They "honestly and sincerely" believed that the many hundreds of miles of salt water would protect the nation from the nightmare of brutality and violence gripping much of the rest of the world. Though it might have been a comforting dream for FDR's "shrimps," the president argued that the isolationist fantasy of the nation as a safe oasis in a world dominated by fascist terror evoked for himself and for the overwhelming majority of Americans not a dream but a "nightmare of a people without freedom -- the nightmare of a people lodged in prison, handcuffed, hungry, and fed through the bars from day to day by the contemptuous, unpitying masters of other continents."
Two weeks after that fireside chat, on June 10, 1940, Roosevelt gave another key address about American foreign policy. This time it was in the Memorial Gymnasium of the University of Virginia in Charlottesville, to an audience that included his son Franklin, Jr., who was graduating from the Virginia Law School.

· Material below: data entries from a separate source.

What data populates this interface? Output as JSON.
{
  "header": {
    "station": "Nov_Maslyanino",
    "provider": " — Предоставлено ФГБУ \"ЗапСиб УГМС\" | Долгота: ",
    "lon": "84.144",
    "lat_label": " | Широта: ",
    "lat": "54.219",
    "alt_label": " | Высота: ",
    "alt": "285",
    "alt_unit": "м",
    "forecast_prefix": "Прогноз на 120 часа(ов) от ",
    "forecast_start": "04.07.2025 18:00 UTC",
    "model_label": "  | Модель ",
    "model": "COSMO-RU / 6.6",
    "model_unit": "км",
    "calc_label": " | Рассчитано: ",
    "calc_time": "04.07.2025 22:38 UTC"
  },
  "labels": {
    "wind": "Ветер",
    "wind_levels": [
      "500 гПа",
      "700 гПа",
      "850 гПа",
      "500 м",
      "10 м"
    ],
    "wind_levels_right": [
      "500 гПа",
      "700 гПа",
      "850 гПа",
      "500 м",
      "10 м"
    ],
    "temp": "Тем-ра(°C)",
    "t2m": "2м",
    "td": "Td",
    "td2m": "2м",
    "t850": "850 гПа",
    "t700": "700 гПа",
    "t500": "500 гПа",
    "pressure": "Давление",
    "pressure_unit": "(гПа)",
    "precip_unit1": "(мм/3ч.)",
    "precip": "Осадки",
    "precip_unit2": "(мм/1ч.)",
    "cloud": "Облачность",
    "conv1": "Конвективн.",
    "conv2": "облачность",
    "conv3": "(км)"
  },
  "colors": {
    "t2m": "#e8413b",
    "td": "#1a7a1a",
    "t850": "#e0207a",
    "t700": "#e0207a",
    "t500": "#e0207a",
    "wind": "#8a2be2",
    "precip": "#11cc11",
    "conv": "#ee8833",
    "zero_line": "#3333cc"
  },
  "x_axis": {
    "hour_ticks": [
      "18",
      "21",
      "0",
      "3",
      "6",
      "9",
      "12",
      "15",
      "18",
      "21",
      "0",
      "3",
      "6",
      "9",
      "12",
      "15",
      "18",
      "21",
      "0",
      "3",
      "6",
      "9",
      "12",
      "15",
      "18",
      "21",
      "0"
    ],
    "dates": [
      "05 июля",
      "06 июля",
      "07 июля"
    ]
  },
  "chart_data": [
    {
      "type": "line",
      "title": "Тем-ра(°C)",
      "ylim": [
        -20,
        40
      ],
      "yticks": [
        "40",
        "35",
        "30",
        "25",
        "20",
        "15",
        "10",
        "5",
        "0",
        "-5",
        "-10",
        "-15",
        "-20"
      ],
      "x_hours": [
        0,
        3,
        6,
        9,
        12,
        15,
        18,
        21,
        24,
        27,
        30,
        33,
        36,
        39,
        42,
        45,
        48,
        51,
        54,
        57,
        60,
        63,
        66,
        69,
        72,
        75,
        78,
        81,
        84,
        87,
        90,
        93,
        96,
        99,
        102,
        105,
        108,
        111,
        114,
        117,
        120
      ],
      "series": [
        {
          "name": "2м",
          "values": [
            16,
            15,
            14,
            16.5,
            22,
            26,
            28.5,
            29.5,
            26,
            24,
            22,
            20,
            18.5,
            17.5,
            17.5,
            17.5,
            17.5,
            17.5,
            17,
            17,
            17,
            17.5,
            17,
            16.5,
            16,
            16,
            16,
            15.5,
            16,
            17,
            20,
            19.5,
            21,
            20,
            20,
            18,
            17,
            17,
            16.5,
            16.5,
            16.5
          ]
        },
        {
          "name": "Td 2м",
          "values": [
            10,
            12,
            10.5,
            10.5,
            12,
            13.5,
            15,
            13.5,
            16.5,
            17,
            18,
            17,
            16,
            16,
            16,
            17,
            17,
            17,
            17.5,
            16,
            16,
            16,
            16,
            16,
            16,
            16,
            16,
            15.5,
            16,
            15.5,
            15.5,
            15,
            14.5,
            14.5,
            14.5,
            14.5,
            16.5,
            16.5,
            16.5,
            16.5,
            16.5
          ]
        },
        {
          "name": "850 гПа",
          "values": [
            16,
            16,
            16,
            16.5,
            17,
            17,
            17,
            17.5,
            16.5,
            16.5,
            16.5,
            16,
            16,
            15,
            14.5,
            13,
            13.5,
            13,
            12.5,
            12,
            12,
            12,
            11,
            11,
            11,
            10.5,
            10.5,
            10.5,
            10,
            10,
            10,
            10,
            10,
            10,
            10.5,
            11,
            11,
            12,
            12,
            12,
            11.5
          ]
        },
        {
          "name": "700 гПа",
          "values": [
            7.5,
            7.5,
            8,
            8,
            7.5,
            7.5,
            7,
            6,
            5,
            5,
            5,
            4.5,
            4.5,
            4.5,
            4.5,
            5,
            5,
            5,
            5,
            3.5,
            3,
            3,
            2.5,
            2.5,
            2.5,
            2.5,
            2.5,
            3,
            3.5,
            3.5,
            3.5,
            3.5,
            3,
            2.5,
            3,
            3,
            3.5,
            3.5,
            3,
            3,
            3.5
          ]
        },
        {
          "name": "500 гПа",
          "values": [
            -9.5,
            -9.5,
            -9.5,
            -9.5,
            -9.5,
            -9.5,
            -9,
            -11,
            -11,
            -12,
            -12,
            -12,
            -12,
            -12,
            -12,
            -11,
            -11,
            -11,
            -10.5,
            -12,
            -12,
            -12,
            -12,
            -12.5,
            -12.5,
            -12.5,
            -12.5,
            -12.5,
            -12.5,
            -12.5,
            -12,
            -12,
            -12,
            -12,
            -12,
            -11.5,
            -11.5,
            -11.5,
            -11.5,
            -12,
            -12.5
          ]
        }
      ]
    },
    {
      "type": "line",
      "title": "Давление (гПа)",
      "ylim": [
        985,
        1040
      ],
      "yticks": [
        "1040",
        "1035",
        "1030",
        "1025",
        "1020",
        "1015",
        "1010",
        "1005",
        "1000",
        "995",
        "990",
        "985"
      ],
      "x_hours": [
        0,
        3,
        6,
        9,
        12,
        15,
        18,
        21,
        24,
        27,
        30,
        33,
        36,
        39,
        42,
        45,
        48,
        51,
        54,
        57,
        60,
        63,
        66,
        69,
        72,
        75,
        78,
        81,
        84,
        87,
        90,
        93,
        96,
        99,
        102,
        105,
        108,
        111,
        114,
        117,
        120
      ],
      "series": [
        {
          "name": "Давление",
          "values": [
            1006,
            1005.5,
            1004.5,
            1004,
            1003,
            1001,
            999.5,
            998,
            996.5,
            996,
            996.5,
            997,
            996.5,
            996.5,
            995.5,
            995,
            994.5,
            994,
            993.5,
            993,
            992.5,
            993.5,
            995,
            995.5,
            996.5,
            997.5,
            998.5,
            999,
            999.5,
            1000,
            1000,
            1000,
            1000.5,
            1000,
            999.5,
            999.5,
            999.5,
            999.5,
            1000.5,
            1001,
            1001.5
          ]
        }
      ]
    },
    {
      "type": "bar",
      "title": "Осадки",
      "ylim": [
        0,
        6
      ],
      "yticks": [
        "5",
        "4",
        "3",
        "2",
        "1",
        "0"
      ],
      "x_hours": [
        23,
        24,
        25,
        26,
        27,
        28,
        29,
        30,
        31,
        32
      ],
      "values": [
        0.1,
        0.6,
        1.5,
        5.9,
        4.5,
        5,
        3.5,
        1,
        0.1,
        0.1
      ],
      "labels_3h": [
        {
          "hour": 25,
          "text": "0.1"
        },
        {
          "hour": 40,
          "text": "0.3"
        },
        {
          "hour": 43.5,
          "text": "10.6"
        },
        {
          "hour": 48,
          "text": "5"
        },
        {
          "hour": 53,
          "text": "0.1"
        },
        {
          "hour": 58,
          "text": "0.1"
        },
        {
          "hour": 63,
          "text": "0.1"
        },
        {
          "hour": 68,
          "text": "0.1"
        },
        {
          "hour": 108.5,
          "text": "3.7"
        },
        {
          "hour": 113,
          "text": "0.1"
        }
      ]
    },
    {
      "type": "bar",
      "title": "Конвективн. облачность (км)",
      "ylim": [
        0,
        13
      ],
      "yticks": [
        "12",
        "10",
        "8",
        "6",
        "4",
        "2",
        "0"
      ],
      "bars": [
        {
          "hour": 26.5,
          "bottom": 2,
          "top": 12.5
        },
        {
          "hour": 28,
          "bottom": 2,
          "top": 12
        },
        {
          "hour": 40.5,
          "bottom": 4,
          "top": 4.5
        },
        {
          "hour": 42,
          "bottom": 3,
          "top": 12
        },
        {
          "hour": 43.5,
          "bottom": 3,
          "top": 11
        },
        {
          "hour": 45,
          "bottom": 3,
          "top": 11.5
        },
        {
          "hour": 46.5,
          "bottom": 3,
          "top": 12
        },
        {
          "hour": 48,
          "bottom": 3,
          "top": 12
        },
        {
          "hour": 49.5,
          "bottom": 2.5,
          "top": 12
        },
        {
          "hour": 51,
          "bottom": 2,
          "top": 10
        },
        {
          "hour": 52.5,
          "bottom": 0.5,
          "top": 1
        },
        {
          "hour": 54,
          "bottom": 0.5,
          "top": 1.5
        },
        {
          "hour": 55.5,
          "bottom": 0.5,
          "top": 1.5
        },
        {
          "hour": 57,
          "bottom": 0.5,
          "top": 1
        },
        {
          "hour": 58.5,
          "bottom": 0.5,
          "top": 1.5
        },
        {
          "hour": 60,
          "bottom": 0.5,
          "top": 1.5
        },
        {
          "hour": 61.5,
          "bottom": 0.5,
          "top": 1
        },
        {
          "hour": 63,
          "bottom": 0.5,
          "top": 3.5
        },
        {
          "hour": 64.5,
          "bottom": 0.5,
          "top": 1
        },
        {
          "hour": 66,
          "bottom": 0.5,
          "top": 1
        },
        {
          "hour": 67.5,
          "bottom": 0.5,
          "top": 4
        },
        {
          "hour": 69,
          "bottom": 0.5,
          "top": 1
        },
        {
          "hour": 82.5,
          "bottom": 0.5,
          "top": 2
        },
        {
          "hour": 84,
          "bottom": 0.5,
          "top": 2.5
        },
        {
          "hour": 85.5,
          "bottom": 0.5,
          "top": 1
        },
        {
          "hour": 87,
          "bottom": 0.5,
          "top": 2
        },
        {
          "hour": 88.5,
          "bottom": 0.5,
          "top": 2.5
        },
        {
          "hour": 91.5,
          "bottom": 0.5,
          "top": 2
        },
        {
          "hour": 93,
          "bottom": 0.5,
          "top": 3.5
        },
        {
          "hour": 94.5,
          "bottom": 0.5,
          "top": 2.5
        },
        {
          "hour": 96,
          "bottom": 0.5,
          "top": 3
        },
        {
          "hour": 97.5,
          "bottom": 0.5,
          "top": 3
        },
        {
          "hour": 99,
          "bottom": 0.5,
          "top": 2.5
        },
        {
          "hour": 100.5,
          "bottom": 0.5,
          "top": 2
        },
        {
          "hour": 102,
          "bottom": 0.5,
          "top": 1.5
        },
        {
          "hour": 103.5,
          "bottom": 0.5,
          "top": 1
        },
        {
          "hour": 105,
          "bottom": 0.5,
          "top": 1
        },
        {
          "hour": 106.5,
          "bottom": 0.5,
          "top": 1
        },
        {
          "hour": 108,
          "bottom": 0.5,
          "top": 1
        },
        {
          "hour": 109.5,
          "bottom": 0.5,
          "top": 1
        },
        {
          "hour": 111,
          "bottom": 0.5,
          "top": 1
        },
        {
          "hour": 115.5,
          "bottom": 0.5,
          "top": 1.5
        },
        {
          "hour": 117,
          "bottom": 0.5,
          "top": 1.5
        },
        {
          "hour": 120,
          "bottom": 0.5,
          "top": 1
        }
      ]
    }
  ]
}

That same day, the president received word that Italy would declare war on France and was sending four hundred thousand troops to invade the French Mediterranean coast. In his talk, FDR deplored the "gods of force and hate" and denounced the treacherous Mussolini. "On this tenth day of June, 1940," he declared, "the hand that held the dagger has plunged it into the back of its neighbor."
But more than a denunciation of Mussolini's treachery and double-dealing, the speech finally gave a statement of American policy. It was time to "proclaim certain truths," the president said. Military and naval victories for the "gods of force and hate" would endanger all democracies in the western world. In this time of crisis, America could no longer pretend to be "a lone island in a world of force." Indeed, the nation could no longer cling to the fiction of neutrality. "Our sympathies lie with those nations that are giving their life blood in combat against these forces." Then he outlined his policy. America was simultaneously pursuing two courses of action. First, it was extending to the democratic Allies all the material resources of the nation; and second, it was speeding up war production at home so that America would have the equipment and manpower "equal to the task of any emergency and every defense." There would be no slowdowns and no detours. Everything called for speed, "full speed ahead!" Concluding his remarks, he summoned, as he had in 1933 when he first took the oath of office, Americans' "effort, courage, sacrifice and devotion."
It was a "fighting speech," wrote Time magazine, "more powerful and more determined" than any the president had yet delivered about the war in Europe. But the reality was actually more complicated.
On the one hand, the president had taken sides in the European conflict. No more illusions of "neutrality." And he had delivered a straightforward statement of the course of action he would pursue. On the other hand, he was not free to make policy unilaterally; he still had to contend with isolationists in Congress. On June 10, the day of his Charlottesville talk, with Germans about to cross the Marne southeast of Paris, it was clear that the French capital would soon fall. France's desperate prime minister, Paul Reynaud, asked Roosevelt to declare publicly that the United States would support the Allies "by all means short of an expeditionary force." But Roosevelt declined. He sent only a message of support labeled "secret" to Reynaud; and in a letter to Winston Churchill, he explained that "in no sense" was he prepared to commit the American government to "military participation in support of the Allied governments." Only Congress, he added, had the authority to make such a commitment.